A new study finds that decreasing the disparities in rates of type 2 diabetes among Whites, Blacks and Hispanics could eliminate some racial and ethnic disparities in the development of cognitive impairment or dementia. Prior research has shown that type 2 diabetes is a risk factor for all forms of major cognitive impairment, including Alzheimer’s disease, according to a study in Ethnicity & Disease.
Older adults who engage in vigorous physical activity three or more times a week are less likely to be diagnosed with dementia later compared to adults who don’t, according to a new longitudinal study in American Journal of Health Promotion.
Better health is more likely when we agree on a plan of action with our doctor and follow it.
We must understand what our treatment choices are and their risks and benefits.
Sometimes treatment can produce troubling side effects. Here’s how to recognize them and what to do if you have them.
Different doctors can suggest different diagnoses or ways to treat your illness. Here’s how to decide whether you should get a second opinion.
Choosing a nursing home for a family member can be a challenging and exhausting process.
Want to find out more about the treatments your doctors suggest? Here are some resources for doing your research and comparing your options.

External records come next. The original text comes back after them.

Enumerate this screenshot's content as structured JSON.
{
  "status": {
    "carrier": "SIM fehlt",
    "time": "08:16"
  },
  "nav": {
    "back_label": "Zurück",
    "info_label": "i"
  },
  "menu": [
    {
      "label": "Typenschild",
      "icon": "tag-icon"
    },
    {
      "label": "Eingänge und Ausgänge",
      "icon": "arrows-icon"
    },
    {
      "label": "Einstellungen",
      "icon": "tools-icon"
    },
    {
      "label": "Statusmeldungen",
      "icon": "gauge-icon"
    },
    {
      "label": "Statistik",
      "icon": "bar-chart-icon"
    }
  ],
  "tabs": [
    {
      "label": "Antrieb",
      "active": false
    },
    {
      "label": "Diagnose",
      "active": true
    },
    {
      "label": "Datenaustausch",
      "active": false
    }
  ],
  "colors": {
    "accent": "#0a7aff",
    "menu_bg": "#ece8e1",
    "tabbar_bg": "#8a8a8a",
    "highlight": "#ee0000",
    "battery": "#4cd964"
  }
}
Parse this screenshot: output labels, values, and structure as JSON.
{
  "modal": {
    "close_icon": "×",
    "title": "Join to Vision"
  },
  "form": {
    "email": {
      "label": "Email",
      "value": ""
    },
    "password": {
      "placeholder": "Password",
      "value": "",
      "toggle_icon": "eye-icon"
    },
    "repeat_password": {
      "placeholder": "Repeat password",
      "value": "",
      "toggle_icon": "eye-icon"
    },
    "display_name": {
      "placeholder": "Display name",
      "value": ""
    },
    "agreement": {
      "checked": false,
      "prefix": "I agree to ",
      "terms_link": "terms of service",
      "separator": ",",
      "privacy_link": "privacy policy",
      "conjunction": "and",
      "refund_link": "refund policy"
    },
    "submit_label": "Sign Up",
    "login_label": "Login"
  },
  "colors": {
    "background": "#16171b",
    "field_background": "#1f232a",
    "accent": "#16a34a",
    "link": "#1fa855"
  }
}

Most older adults with dementia can successfully be taken off antipsychotic medications, which have negative side effects and increase the risk of death, finds a new evidence review from The Cochrane Library.

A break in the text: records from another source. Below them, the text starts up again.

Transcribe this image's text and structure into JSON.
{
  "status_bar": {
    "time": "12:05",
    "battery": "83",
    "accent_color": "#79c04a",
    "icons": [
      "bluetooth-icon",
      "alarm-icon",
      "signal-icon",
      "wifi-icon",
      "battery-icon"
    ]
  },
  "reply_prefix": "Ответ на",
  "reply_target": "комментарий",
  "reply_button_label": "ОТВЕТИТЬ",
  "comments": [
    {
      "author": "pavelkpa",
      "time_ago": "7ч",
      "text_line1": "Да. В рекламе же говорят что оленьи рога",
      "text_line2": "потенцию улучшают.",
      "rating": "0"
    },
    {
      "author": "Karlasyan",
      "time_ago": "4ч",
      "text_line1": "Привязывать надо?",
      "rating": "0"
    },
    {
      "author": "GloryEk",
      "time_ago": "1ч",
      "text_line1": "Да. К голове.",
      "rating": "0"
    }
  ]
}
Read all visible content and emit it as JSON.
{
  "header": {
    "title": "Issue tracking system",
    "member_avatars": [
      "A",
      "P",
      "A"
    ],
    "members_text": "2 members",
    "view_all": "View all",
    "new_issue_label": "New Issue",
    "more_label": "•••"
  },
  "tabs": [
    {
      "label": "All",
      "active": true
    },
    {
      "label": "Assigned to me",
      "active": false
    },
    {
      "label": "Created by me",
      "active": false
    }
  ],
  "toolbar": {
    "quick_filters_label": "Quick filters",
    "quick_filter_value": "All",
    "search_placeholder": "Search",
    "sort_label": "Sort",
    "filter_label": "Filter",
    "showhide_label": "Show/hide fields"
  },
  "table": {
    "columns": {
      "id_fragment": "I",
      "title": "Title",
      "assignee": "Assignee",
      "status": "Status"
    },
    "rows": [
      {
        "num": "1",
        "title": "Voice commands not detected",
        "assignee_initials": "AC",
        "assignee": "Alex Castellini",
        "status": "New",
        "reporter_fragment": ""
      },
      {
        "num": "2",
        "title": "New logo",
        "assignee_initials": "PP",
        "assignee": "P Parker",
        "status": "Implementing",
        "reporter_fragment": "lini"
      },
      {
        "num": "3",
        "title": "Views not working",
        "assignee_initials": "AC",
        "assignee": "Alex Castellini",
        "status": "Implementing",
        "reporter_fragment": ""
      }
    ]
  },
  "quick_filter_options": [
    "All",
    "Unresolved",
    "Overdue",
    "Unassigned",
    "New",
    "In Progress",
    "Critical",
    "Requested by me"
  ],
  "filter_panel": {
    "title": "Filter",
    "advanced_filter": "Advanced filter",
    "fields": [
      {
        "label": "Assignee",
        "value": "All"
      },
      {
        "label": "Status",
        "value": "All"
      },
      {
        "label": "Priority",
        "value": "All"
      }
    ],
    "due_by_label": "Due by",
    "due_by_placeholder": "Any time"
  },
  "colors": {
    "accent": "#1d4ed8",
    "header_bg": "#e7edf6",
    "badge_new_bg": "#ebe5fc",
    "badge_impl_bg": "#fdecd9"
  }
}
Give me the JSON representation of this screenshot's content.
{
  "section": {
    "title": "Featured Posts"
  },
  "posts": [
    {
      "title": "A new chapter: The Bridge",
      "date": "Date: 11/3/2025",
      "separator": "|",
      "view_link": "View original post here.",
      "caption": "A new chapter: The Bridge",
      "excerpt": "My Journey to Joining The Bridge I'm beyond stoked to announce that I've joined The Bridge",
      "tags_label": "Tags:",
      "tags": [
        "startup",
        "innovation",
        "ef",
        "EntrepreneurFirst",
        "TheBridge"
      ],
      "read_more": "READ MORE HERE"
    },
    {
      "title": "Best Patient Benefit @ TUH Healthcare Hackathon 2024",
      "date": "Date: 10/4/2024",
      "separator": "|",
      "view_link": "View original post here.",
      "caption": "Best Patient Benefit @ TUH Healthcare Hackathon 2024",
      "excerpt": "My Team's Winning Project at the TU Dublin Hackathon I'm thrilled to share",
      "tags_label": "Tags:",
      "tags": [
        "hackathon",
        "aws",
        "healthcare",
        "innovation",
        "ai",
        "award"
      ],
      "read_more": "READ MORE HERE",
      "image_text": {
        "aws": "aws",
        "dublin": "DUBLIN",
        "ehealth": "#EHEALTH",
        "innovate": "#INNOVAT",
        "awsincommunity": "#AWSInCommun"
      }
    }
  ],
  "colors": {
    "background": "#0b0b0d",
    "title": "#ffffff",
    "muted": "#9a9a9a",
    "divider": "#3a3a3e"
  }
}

Learn about long-term care and whether you need long-term care insurance.
If a family member or friend has a serious medical illness or procedure, you may be called on to provide care after your loved one leaves the hospital, emergency room or doctor’s office. Assisting with their health care needs frequently falls on untrained family members or friends.
It's a scene that plays out daily in exam rooms across the country. The aging patient, accompanied by a caregiver, is seeing his or her physician and a discussion starts regarding the patient's memory.

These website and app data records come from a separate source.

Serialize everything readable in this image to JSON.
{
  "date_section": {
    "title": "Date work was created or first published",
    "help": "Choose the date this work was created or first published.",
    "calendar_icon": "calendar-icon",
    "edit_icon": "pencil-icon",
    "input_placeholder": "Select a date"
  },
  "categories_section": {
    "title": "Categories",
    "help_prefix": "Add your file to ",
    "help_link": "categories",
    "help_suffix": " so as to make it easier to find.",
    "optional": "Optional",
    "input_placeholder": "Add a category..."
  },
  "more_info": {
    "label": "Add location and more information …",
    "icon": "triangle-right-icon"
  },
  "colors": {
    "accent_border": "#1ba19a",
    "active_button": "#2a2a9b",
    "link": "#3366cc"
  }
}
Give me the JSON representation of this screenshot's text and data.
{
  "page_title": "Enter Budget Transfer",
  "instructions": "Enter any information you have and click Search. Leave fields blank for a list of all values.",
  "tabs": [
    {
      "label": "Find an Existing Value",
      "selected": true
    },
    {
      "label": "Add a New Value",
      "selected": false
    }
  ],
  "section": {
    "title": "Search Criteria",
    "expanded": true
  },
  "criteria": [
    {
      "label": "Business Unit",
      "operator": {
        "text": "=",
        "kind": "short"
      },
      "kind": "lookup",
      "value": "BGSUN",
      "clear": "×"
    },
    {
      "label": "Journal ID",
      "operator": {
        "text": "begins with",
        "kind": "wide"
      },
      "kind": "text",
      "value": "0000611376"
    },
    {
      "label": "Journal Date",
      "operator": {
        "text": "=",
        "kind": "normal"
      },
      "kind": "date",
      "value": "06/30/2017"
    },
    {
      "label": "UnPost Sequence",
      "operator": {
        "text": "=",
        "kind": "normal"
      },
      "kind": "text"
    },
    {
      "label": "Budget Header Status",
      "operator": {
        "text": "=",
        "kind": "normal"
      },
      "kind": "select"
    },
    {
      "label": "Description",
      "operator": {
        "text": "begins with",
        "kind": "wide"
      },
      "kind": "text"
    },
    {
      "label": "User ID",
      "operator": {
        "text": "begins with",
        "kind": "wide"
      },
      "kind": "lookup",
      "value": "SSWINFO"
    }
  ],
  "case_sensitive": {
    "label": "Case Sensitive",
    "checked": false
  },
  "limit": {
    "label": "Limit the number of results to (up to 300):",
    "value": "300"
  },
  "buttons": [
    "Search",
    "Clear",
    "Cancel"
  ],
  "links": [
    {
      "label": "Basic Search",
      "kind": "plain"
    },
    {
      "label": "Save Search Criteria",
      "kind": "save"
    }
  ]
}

I know a young woman who serves as the primary caregiver for her mother. Watching her put everything on hold to take the helm is both inspiring and heartbreaking. With her stamp of approval, here are ten tips for anyone out there trying to support a caregiver.
Let's stop telling the public that exercising and eating blueberries are guarantees for avoiding frailty and disability. Let's start talking about how to maintain our quality of life as we age and inevitably encounter health problems.
People over age 65 who have been hospitalized are at significantly greater risk for dementia or depression, finds a new study in General Hospital Psychiatry
The stories told by people with Alzheimer's can teach us a lot about their lives. They also help us find important topics to discuss when we visit, which can make our visits far more pleasant and meaningful to the person we're seeing...
I don't know if it's growing older, or New England winters, or the meds I take, or watching Homeland and Downton Abbey in the same week – but my memory isn't as crisp as it used to be. My partner, Richard, has become part of my cerebral cortex...
Just a few years ago it seemed that advocates for health care transparency had scored a big victory. The Centers for Medicare and Medicaid Services (CMS) announced that they would rate nursing homes by awarding five stars to the best and fewer stars to lower-quality facilities. It turns out, though, that five-star nursing homes may not be delivering five-star quality...
I recently spoke with a gentleman with a significant illness whose main goal is to stay home. He decided to utilize our skilled home health services and home medical equipment. Over time, he transitioned into our palliative care program and currently is in our hospice program. Here is information on what these services are and who may benefit from them...
Older adults with mental health conditions, such as depression or cognitive impairment, have a higher risk of readmission within 30 days after a hospital stay for pneumonia, heart attack or congestive heart failure, according to a new study in the Journal of General Internal Medicine